Bullish Stock Options Strategies
A stock option is a contract that gives the holder the right, but not the obligation, to buy (call) or sell (put) shares of stock at a specified strike price at some point in the future. Typically, a stock option contract is worth 100 shares.
Each option contract binds two parties: the holder and the writer. The holder pays a premium for call and put contracts; the writer receives the premium for honoring the option contract’s terms.
Two basic ways bullish shares traders can secure long-side market exposure via options is through buying calls or writing puts.
Basic bullish stock option trading strategies involve buying calls. When you buy a call, you secure the right to buy shares of stock at a specific strike price in the future. If price rises above strike at contract expiry, you make a profit. Profits are potentially unlimited.
When you write a put option, you assume the liability of market movements beneath strike in return for a premium. As long as a stock’s price remains above strike, the put option expires worthless, and the writer makes a profit. Be aware that options writers assume unlimited risk.

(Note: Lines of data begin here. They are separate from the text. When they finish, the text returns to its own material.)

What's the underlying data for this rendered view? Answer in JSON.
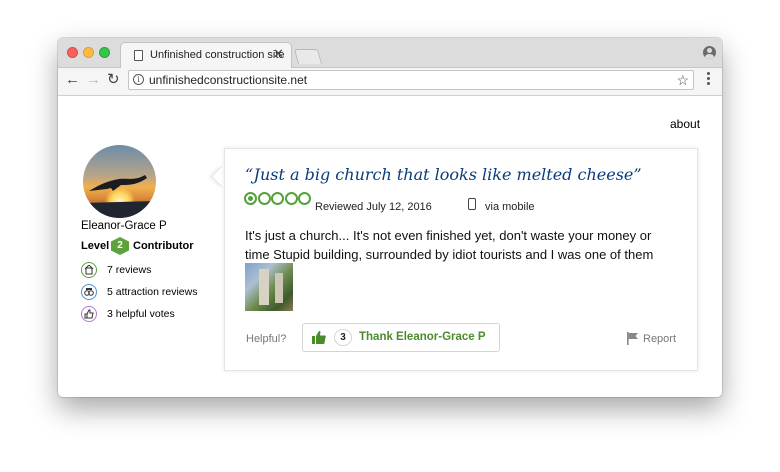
{
  "browser": {
    "tab_title": "Unfinished construction site",
    "tab_close": "✕",
    "url": "unfinishedconstructionsite.net",
    "back": "←",
    "forward": "→",
    "reload": "↻",
    "star": "☆"
  },
  "page": {
    "nav_about": "about"
  },
  "reviewer": {
    "name": "Eleanor-Grace P",
    "level_label": "Level",
    "level": "2",
    "level_title": "Contributor",
    "stats": [
      {
        "label": "7 reviews",
        "icon": "reviews-icon"
      },
      {
        "label": "5 attraction reviews",
        "icon": "attraction-icon"
      },
      {
        "label": "3 helpful votes",
        "icon": "helpful-votes-icon"
      }
    ]
  },
  "review": {
    "title": "“Just a big church that looks like melted cheese”",
    "rating": 1,
    "rating_max": 5,
    "reviewed": "Reviewed July 12, 2016",
    "via": "via mobile",
    "body": "It's just a church... It's not even finished yet, don't waste your money or time Stupid building, surrounded by idiot tourists and I was one of them",
    "helpful_label": "Helpful?",
    "thank_count": "3",
    "thank_label": "Thank Eleanor-Grace P",
    "report_label": "Report"
  },
  "colors": {
    "accent_green": "#4a8c2a",
    "title_blue": "#0a3c7c"
  }
}
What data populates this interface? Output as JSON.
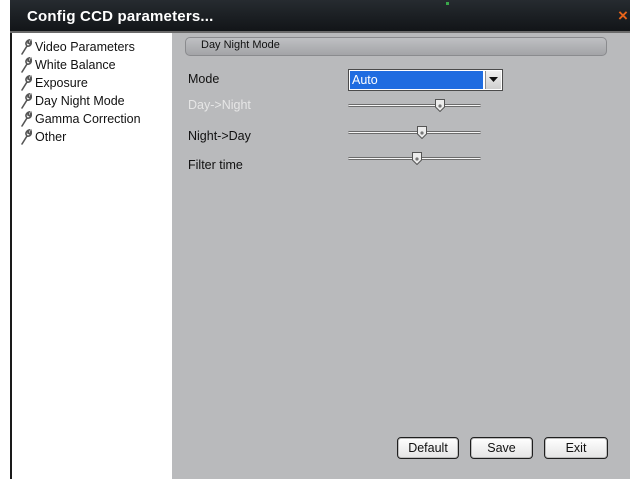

The functionality of options gives traders a collection of alternatives when securing long-side market exposure. Buying calls and writing puts are two of the most common bullish stock options trading strategies.
Bearish Stock Options Strategies
If you harbor a bearish bias toward equities sectors or an individual stock, options give you the opportunity to profit from falling prices. Two of the most popular are writing calls and buying puts.
Here’s a brief look at the functionality of each:
By buying a put contract, you secure the right to sell a block of shares at a strike price at some future point in time. If prices fall beneath strike, the trade is profitable. Put buyers enjoy potentially unlimited profit potential: As prices fall, gains increase.
When you write a call contract, you agree to buy a block of shares at a strike price at some future point in time. As long as price remains beneath strike, the contract expires worthless, and the writer holds on to the premium. However, the risk exposure is unlimited because the writer is liable for all price rallies above strike.
Buying puts and writing calls are popular bearish stock options trading strategies. Each offers the trader short-side market exposure and a chance at profiting from falling prices.
Want to Learn More About Stock Options Trading Strategies?
The four strategies above are only the tip of the iceberg. There are many more, all with a unique approach to capitalizing on equities market volatility. No matter if you’re bearish or bullish small-caps or techs, there’s a stock option that’s right up your alley.
To learn more stock options trading strategies, check out the free StoneX course “Options Strategies.” There, you’ll find in-depth tutorials teaching the ins and outs of covered calls, married puts, bull call spreads, and bear call spreads. Before you buy or sell another share of stock, be sure to enroll in “Options Strategies.”